» **PROBLEM REQUIREMENTS**
Your task is to tally the lines of the listing containing the word "name" and report the figure alone.

» **DATA RECORDS**
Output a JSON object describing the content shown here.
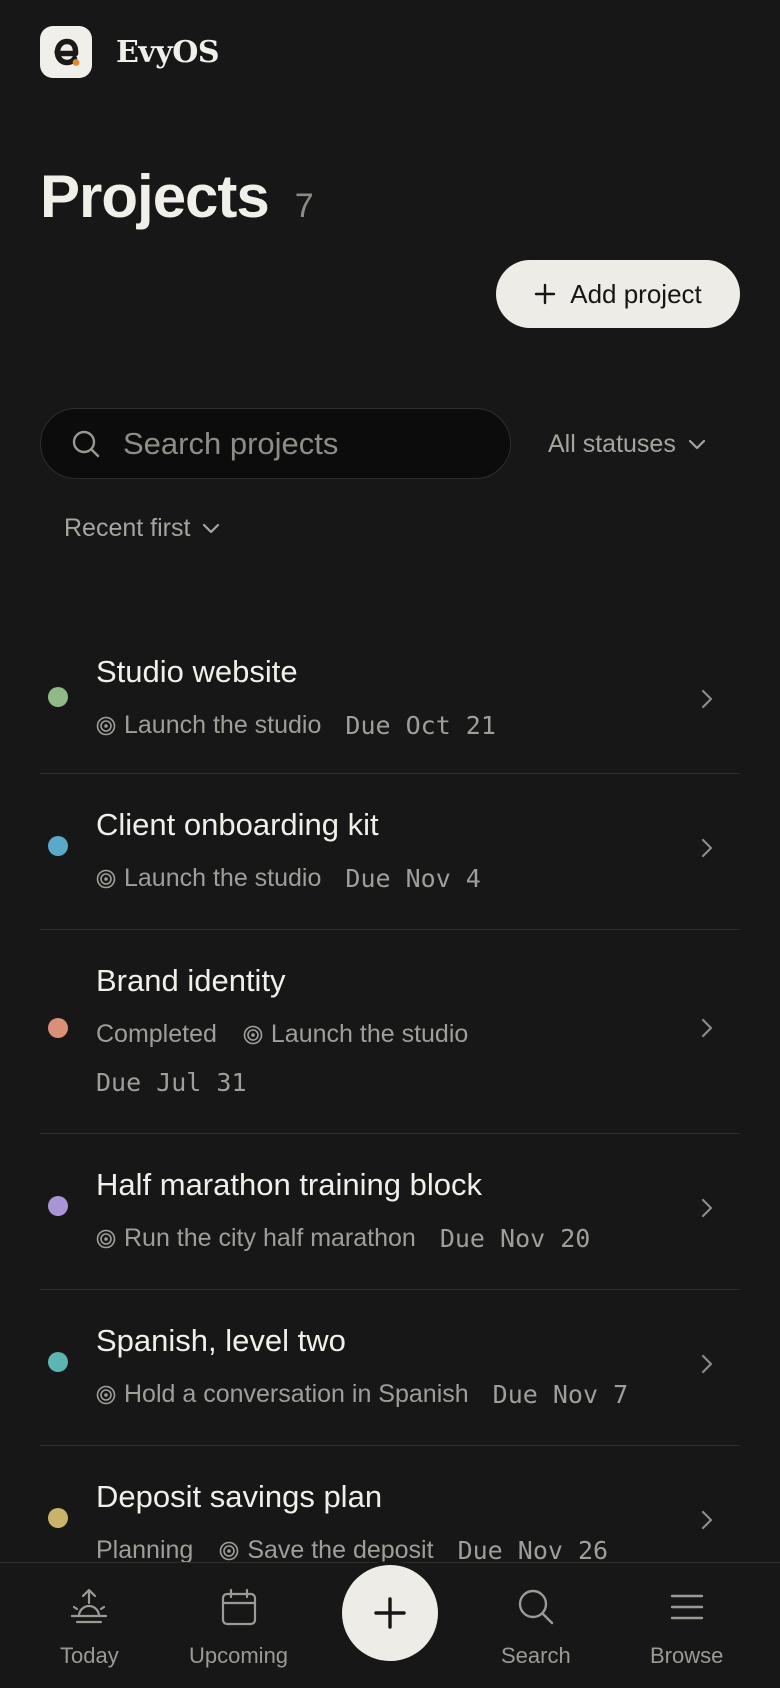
{
  "app": {
    "name": "EvyOS"
  },
  "header": {
    "title": "Projects",
    "count": "7"
  },
  "actions": {
    "add_project_label": "Add project"
  },
  "search": {
    "placeholder": "Search projects",
    "value": ""
  },
  "filters": {
    "status_label": "All statuses",
    "sort_label": "Recent first"
  },
  "projects": [
    {
      "name": "Studio website",
      "status": "",
      "goal": "Launch the studio",
      "due": "Due Oct 21",
      "color": "#8fba85"
    },
    {
      "name": "Client onboarding kit",
      "status": "",
      "goal": "Launch the studio",
      "due": "Due Nov 4",
      "color": "#5aa9c9"
    },
    {
      "name": "Brand identity",
      "status": "Completed",
      "goal": "Launch the studio",
      "due": "Due Jul 31",
      "color": "#d98f78"
    },
    {
      "name": "Half marathon training block",
      "status": "",
      "goal": "Run the city half marathon",
      "due": "Due Nov 20",
      "color": "#a995d6"
    },
    {
      "name": "Spanish, level two",
      "status": "",
      "goal": "Hold a conversation in Spanish",
      "due": "Due Nov 7",
      "color": "#5bb5b1"
    },
    {
      "name": "Deposit savings plan",
      "status": "Planning",
      "goal": "Save the deposit",
      "due": "Due Nov 26",
      "color": "#c9b36a"
    }
  ],
  "nav": {
    "items": [
      {
        "label": "Today",
        "icon": "sunrise-icon"
      },
      {
        "label": "Upcoming",
        "icon": "calendar-icon"
      },
      {
        "label": "Search",
        "icon": "search-icon"
      },
      {
        "label": "Browse",
        "icon": "menu-icon"
      }
    ],
    "fab_icon": "plus-icon"
  },
  "colors": {
    "background": "#171717",
    "accent": "#eeece6",
    "logo_dot": "#e08a2c"
  }
}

» **SOLUTION TO THE EXERCISE**
7